Segment Start: Input data

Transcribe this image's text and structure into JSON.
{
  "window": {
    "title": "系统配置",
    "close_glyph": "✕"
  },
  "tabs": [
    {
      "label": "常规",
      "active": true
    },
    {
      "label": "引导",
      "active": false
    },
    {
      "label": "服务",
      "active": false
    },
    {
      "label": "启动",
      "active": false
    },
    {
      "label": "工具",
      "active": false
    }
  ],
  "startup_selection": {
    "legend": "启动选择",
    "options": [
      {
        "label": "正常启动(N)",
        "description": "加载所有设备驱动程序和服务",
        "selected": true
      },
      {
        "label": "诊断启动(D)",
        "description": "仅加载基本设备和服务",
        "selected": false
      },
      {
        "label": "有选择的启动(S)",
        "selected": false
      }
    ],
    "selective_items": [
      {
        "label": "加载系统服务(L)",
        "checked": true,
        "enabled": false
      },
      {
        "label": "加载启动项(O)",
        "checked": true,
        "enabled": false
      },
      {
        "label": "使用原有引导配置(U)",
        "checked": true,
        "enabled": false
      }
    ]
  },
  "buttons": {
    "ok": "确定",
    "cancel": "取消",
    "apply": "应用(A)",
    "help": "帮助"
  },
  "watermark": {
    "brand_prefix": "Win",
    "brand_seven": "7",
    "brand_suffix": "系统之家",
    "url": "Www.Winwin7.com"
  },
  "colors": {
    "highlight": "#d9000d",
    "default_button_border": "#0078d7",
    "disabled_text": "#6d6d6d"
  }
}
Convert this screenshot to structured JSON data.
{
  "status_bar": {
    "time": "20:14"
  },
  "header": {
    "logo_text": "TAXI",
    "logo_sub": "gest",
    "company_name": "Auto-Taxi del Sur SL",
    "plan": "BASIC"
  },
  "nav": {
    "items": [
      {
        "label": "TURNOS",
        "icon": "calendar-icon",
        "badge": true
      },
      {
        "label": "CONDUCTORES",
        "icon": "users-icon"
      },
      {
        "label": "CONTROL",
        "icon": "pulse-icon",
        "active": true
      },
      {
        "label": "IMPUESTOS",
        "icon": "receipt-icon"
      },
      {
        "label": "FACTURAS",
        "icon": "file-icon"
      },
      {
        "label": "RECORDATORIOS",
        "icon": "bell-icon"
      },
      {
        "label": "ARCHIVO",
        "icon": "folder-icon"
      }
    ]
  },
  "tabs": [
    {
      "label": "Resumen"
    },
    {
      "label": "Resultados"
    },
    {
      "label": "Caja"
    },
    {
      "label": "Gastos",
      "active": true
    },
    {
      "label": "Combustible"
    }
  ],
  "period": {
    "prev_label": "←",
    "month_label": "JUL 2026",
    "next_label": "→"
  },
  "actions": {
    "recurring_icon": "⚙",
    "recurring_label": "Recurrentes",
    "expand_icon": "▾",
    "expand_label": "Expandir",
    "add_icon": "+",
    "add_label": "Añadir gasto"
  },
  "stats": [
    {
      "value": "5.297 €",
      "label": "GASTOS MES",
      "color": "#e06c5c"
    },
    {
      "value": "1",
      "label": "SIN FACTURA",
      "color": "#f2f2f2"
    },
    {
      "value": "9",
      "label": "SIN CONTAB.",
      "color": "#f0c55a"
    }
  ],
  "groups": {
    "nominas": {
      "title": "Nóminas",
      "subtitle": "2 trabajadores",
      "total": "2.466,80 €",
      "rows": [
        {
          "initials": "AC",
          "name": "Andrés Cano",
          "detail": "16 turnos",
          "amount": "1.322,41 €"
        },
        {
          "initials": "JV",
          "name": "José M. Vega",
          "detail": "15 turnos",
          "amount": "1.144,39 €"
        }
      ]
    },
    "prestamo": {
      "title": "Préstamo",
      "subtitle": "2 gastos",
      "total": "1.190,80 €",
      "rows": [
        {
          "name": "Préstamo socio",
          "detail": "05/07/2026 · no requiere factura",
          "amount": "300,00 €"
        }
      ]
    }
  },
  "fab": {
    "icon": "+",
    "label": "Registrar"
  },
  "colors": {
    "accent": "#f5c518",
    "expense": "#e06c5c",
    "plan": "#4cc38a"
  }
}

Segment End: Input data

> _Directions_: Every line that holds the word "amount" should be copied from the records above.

> _Solution for this task_:
          "amount": "1.322,41 €"
          "amount": "1.144,39 €"
          "amount": "300,00 €"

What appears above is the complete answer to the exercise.